* **THE TASK**: Return all the entries exactly, keeping pictures out.

* **DATA FOR THIS TASK**:
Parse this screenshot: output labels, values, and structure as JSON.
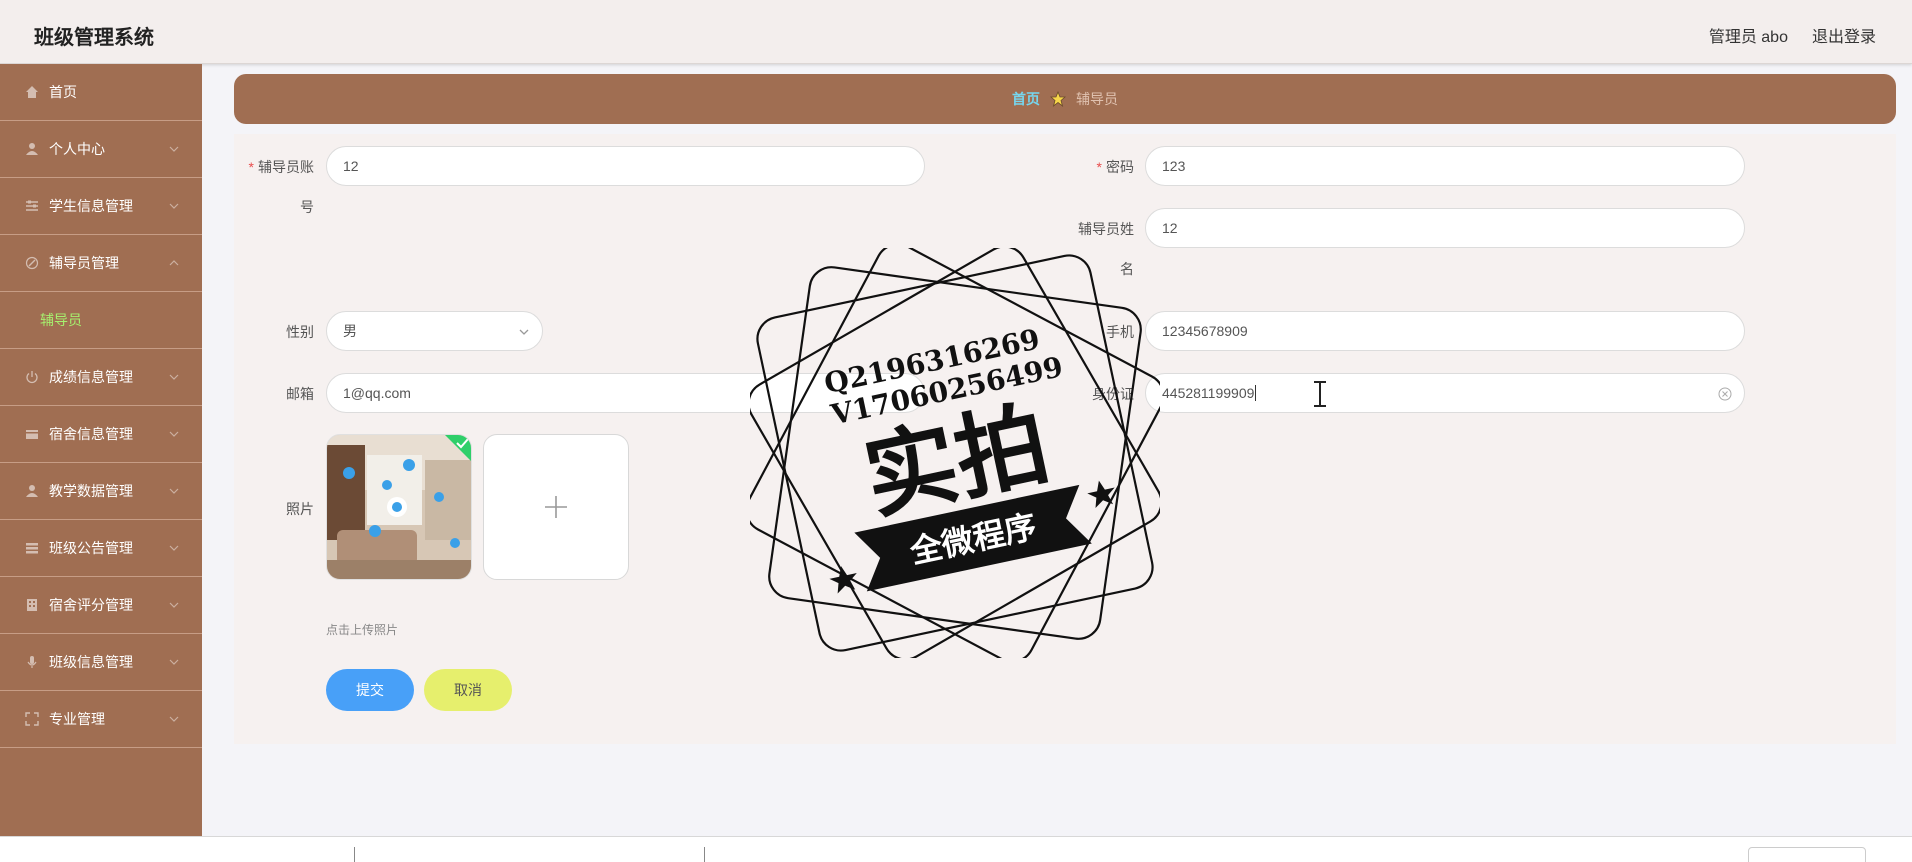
{
  "header": {
    "title": "班级管理系统",
    "admin_label": "管理员 abo",
    "logout_label": "退出登录"
  },
  "sidebar": {
    "items": [
      {
        "label": "首页",
        "icon": "home-icon"
      },
      {
        "label": "个人中心",
        "icon": "user-icon"
      },
      {
        "label": "学生信息管理",
        "icon": "sliders-icon"
      },
      {
        "label": "辅导员管理",
        "icon": "edit-icon"
      },
      {
        "label": "辅导员",
        "icon": ""
      },
      {
        "label": "成绩信息管理",
        "icon": "power-icon"
      },
      {
        "label": "宿舍信息管理",
        "icon": "card-icon"
      },
      {
        "label": "教学数据管理",
        "icon": "user-icon"
      },
      {
        "label": "班级公告管理",
        "icon": "list-icon"
      },
      {
        "label": "宿舍评分管理",
        "icon": "building-icon"
      },
      {
        "label": "班级信息管理",
        "icon": "mic-icon"
      },
      {
        "label": "专业管理",
        "icon": "fullscreen-icon"
      }
    ]
  },
  "breadcrumb": {
    "home": "首页",
    "current": "辅导员"
  },
  "form": {
    "account": {
      "label_a": "辅导员账",
      "label_b": "号",
      "value": "12"
    },
    "password": {
      "label": "密码",
      "value": "123"
    },
    "name": {
      "label_a": "辅导员姓",
      "label_b": "名",
      "value": "12"
    },
    "gender": {
      "label": "性别",
      "value": "男"
    },
    "phone": {
      "label": "手机",
      "value": "12345678909"
    },
    "email": {
      "label": "邮箱",
      "value": "1@qq.com"
    },
    "idcard": {
      "label": "身份证",
      "value": "445281199909"
    },
    "photo": {
      "label": "照片",
      "hint": "点击上传照片"
    },
    "submit_label": "提交",
    "cancel_label": "取消"
  },
  "watermark": {
    "line1": "Q2196316269",
    "line2": "V17060256499",
    "main": "实拍",
    "ribbon": "全微程序"
  },
  "colors": {
    "sidebar": "#a06e52",
    "header": "#f3eeed",
    "submit": "#48a0f8",
    "cancel": "#e6ef6d",
    "active_submenu": "#a6f06e",
    "breadcrumb_home": "#76d6ee"
  }
}
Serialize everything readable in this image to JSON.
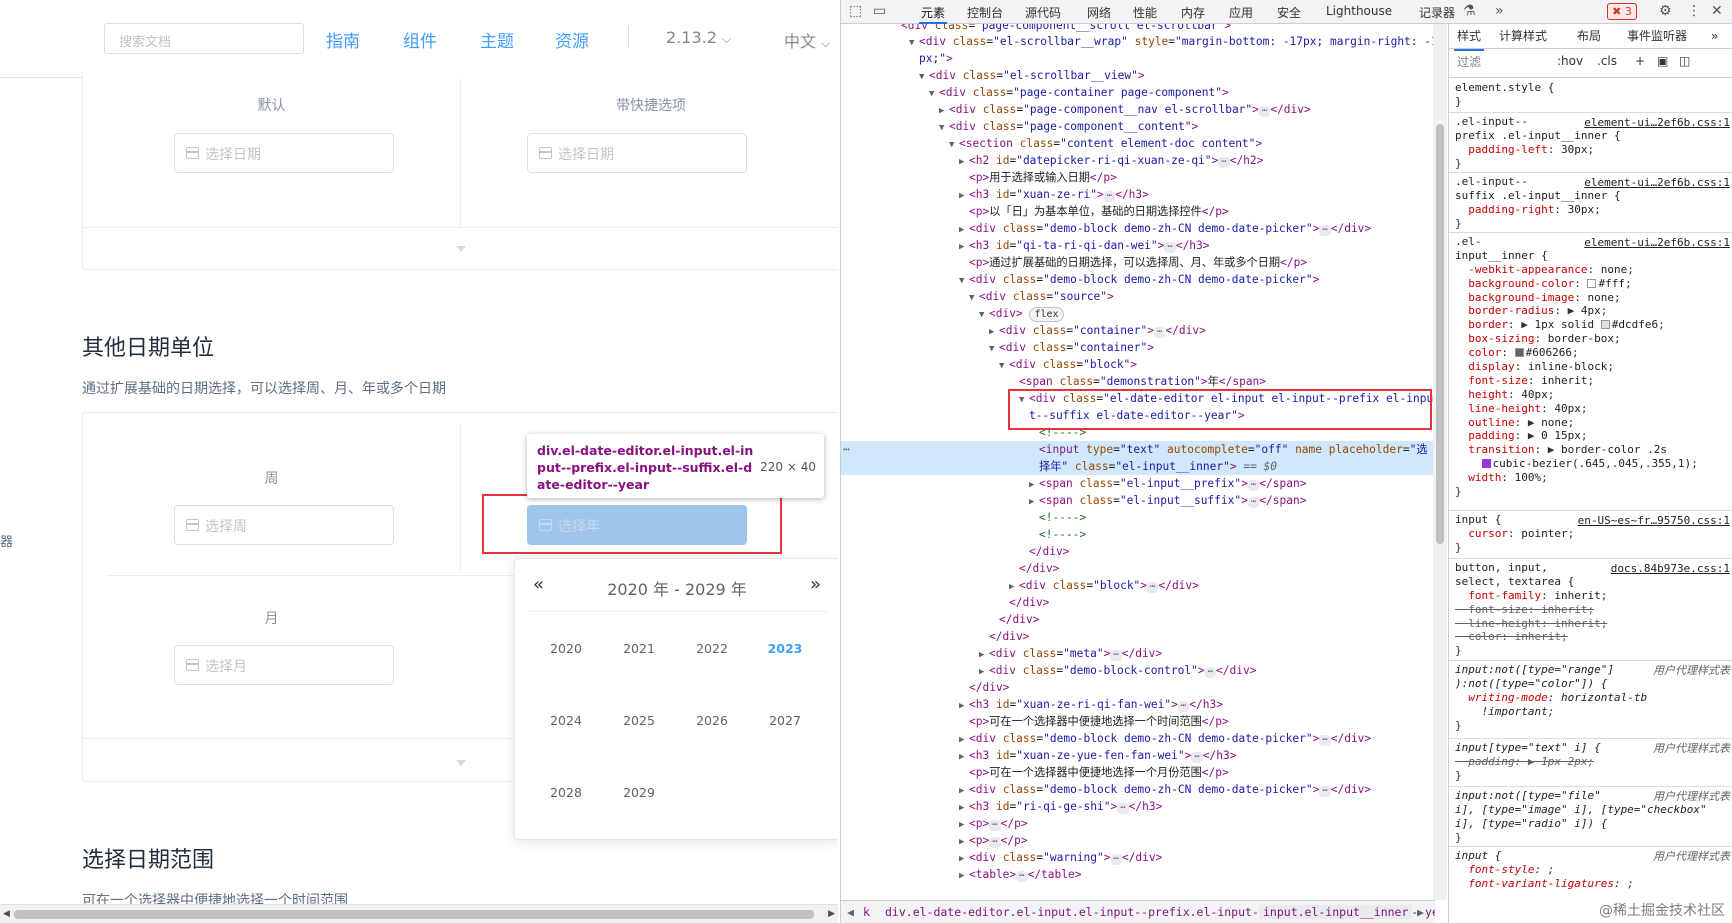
{
  "nav": {
    "search_placeholder": "搜索文档",
    "links": [
      "指南",
      "组件",
      "主题",
      "资源"
    ],
    "version": "2.13.2",
    "lang": "中文"
  },
  "demo1": {
    "col_left": "默认",
    "col_right": "带快捷选项",
    "input_left": "选择日期",
    "input_right": "选择日期"
  },
  "section1": {
    "title": "其他日期单位",
    "desc": "通过扩展基础的日期选择，可以选择周、月、年或多个日期"
  },
  "demo2": {
    "week_label": "周",
    "week_input": "选择周",
    "year_input": "选择年",
    "month_label": "月",
    "month_input": "选择月"
  },
  "side_fragment": "器",
  "tooltip": {
    "selector": "div.el-date-editor.el-input.el-input--prefix.el-input--suffix.el-date-editor--year",
    "dims": "220 × 40"
  },
  "picker": {
    "title": "2020 年 - 2029 年",
    "prev": "«",
    "next": "»",
    "years": [
      "2020",
      "2021",
      "2022",
      "2023",
      "2024",
      "2025",
      "2026",
      "2027",
      "2028",
      "2029"
    ],
    "current": "2023"
  },
  "section2": {
    "title": "选择日期范围",
    "desc": "可在一个选择器中便捷地选择一个时间范围"
  },
  "devtools": {
    "tabs": [
      "元素",
      "控制台",
      "源代码",
      "网络",
      "性能",
      "内存",
      "应用",
      "安全",
      "Lighthouse",
      "记录器"
    ],
    "errors": "3",
    "breadcrumbs": [
      "k",
      "div.el-date-editor.el-input.el-input--prefix.el-input--suffix.el-date-editor--year",
      "input.el-input__inner"
    ],
    "styles_tabs": [
      "样式",
      "计算样式",
      "布局",
      "事件监听器"
    ],
    "filter_placeholder": "过滤",
    "filter_opts": [
      ":hov",
      ".cls",
      "+"
    ],
    "watermark": "@稀土掘金技术社区"
  }
}
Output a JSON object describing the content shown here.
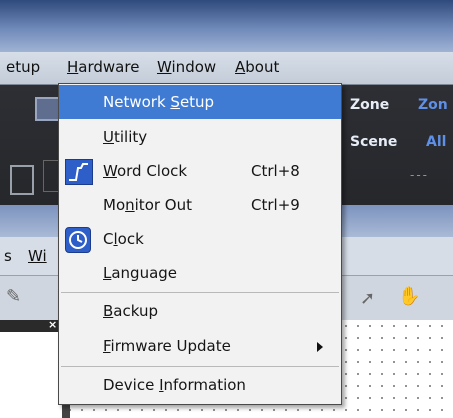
{
  "menubar": {
    "setup": "etup",
    "hardware": "ardware",
    "hardware_key": "H",
    "window": "indow",
    "window_key": "W",
    "about": "bout",
    "about_key": "A"
  },
  "panel": {
    "zone": "Zone",
    "zone2": "Zon",
    "scene": "Scene",
    "all": "All",
    "dashes": "---"
  },
  "second_window": {
    "menu_s": "s",
    "menu_wi": "Wi"
  },
  "dropdown": {
    "network_setup_pre": "Network ",
    "network_setup_key": "S",
    "network_setup_post": "etup",
    "utility_key": "U",
    "utility_post": "tility",
    "word_clock_key": "W",
    "word_clock_post": "ord Clock",
    "word_clock_shortcut": "Ctrl+8",
    "monitor_out_pre": "Mo",
    "monitor_out_key": "n",
    "monitor_out_post": "itor Out",
    "monitor_out_shortcut": "Ctrl+9",
    "clock_pre": "C",
    "clock_key": "l",
    "clock_post": "ock",
    "language_key": "L",
    "language_post": "anguage",
    "backup_key": "B",
    "backup_post": "ackup",
    "firmware_key": "F",
    "firmware_post": "irmware Update",
    "device_pre": "Device ",
    "device_key": "I",
    "device_post": "nformation"
  },
  "icons": [
    "word-clock-icon",
    "clock-icon",
    "submenu-arrow-icon"
  ],
  "colors": {
    "highlight": "#3f7bd3",
    "menu_bg": "#f2f2f2",
    "panel_bg": "#2d2f34",
    "link": "#5f8fe6"
  }
}
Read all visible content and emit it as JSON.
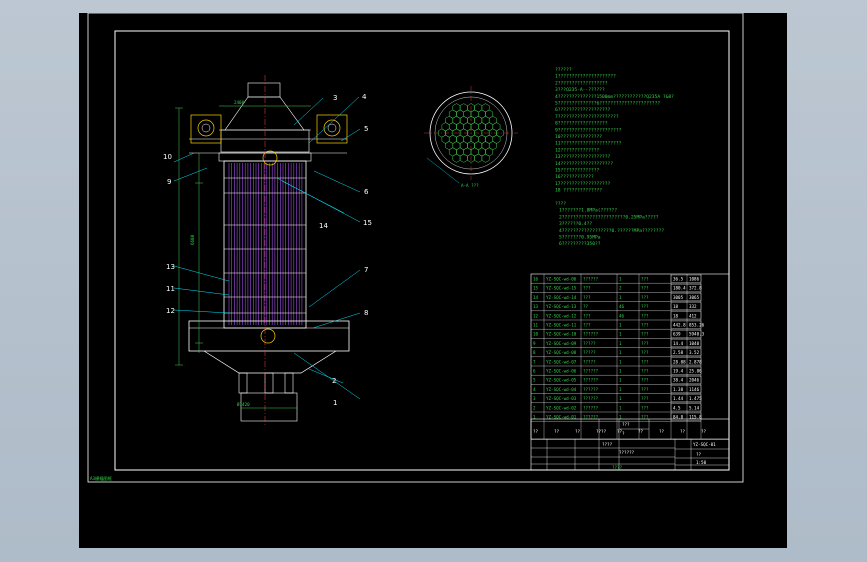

* **EXERCISE OUTPUT**:
Parse this screenshot: output labels, values, and structure as JSON.
{
  "header": {
    "title": "班级管理系统",
    "admin_label": "管理员 abo",
    "logout_label": "退出登录"
  },
  "sidebar": {
    "items": [
      {
        "label": "首页",
        "icon": "home-icon"
      },
      {
        "label": "个人中心",
        "icon": "user-icon"
      },
      {
        "label": "学生信息管理",
        "icon": "sliders-icon"
      },
      {
        "label": "辅导员管理",
        "icon": "edit-icon"
      },
      {
        "label": "辅导员",
        "icon": ""
      },
      {
        "label": "成绩信息管理",
        "icon": "power-icon"
      },
      {
        "label": "宿舍信息管理",
        "icon": "card-icon"
      },
      {
        "label": "教学数据管理",
        "icon": "user-icon"
      },
      {
        "label": "班级公告管理",
        "icon": "list-icon"
      },
      {
        "label": "宿舍评分管理",
        "icon": "building-icon"
      },
      {
        "label": "班级信息管理",
        "icon": "mic-icon"
      },
      {
        "label": "专业管理",
        "icon": "fullscreen-icon"
      }
    ]
  },
  "breadcrumb": {
    "home": "首页",
    "current": "辅导员"
  },
  "form": {
    "account": {
      "label_a": "辅导员账",
      "label_b": "号",
      "value": "12"
    },
    "password": {
      "label": "密码",
      "value": "123"
    },
    "name": {
      "label_a": "辅导员姓",
      "label_b": "名",
      "value": "12"
    },
    "gender": {
      "label": "性别",
      "value": "男"
    },
    "phone": {
      "label": "手机",
      "value": "12345678909"
    },
    "email": {
      "label": "邮箱",
      "value": "1@qq.com"
    },
    "idcard": {
      "label": "身份证",
      "value": "445281199909"
    },
    "photo": {
      "label": "照片",
      "hint": "点击上传照片"
    },
    "submit_label": "提交",
    "cancel_label": "取消"
  },
  "watermark": {
    "line1": "Q2196316269",
    "line2": "V17060256499",
    "main": "实拍",
    "ribbon": "全微程序"
  },
  "colors": {
    "sidebar": "#a06e52",
    "header": "#f3eeed",
    "submit": "#48a0f8",
    "cancel": "#e6ef6d",
    "active_submenu": "#a6f06e",
    "breadcrumb_home": "#76d6ee"
  }
}
Serialize everything readable in this image to JSON.
{
  "nav": {
    "search_placeholder": "搜索文档",
    "links": [
      "指南",
      "组件",
      "主题",
      "资源"
    ],
    "version": "2.13.2",
    "lang": "中文"
  },
  "demo1": {
    "col_left": "默认",
    "col_right": "带快捷选项",
    "input_left": "选择日期",
    "input_right": "选择日期"
  },
  "section1": {
    "title": "其他日期单位",
    "desc": "通过扩展基础的日期选择，可以选择周、月、年或多个日期"
  },
  "demo2": {
    "week_label": "周",
    "week_input": "选择周",
    "year_input": "选择年",
    "month_label": "月",
    "month_input": "选择月"
  },
  "side_fragment": "器",
  "tooltip": {
    "selector": "div.el-date-editor.el-input.el-input--prefix.el-input--suffix.el-date-editor--year",
    "dims": "220 × 40"
  },
  "picker": {
    "title": "2020 年 - 2029 年",
    "prev": "«",
    "next": "»",
    "years": [
      "2020",
      "2021",
      "2022",
      "2023",
      "2024",
      "2025",
      "2026",
      "2027",
      "2028",
      "2029"
    ],
    "current": "2023"
  },
  "section2": {
    "title": "选择日期范围",
    "desc": "可在一个选择器中便捷地选择一个时间范围"
  },
  "devtools": {
    "tabs": [
      "元素",
      "控制台",
      "源代码",
      "网络",
      "性能",
      "内存",
      "应用",
      "安全",
      "Lighthouse",
      "记录器"
    ],
    "errors": "3",
    "breadcrumbs": [
      "k",
      "div.el-date-editor.el-input.el-input--prefix.el-input--suffix.el-date-editor--year",
      "input.el-input__inner"
    ],
    "styles_tabs": [
      "样式",
      "计算样式",
      "布局",
      "事件监听器"
    ],
    "filter_placeholder": "过滤",
    "filter_opts": [
      ":hov",
      ".cls",
      "+"
    ],
    "watermark": "@稀土掘金技术社区"
  }
}
Output a JSON object describing the content shown here.
{
  "menubar": {
    "setup": "etup",
    "hardware": "ardware",
    "hardware_key": "H",
    "window": "indow",
    "window_key": "W",
    "about": "bout",
    "about_key": "A"
  },
  "panel": {
    "zone": "Zone",
    "zone2": "Zon",
    "scene": "Scene",
    "all": "All",
    "dashes": "---"
  },
  "second_window": {
    "menu_s": "s",
    "menu_wi": "Wi"
  },
  "dropdown": {
    "network_setup_pre": "Network ",
    "network_setup_key": "S",
    "network_setup_post": "etup",
    "utility_key": "U",
    "utility_post": "tility",
    "word_clock_key": "W",
    "word_clock_post": "ord Clock",
    "word_clock_shortcut": "Ctrl+8",
    "monitor_out_pre": "Mo",
    "monitor_out_key": "n",
    "monitor_out_post": "itor Out",
    "monitor_out_shortcut": "Ctrl+9",
    "clock_pre": "C",
    "clock_key": "l",
    "clock_post": "ock",
    "language_key": "L",
    "language_post": "anguage",
    "backup_key": "B",
    "backup_post": "ackup",
    "firmware_key": "F",
    "firmware_post": "irmware Update",
    "device_pre": "Device ",
    "device_key": "I",
    "device_post": "nformation"
  },
  "icons": [
    "word-clock-icon",
    "clock-icon",
    "submenu-arrow-icon"
  ],
  "colors": {
    "highlight": "#3f7bd3",
    "menu_bg": "#f2f2f2",
    "panel_bg": "#2d2f34",
    "link": "#5f8fe6"
  }
}
Read all visible content and emit it as JSON.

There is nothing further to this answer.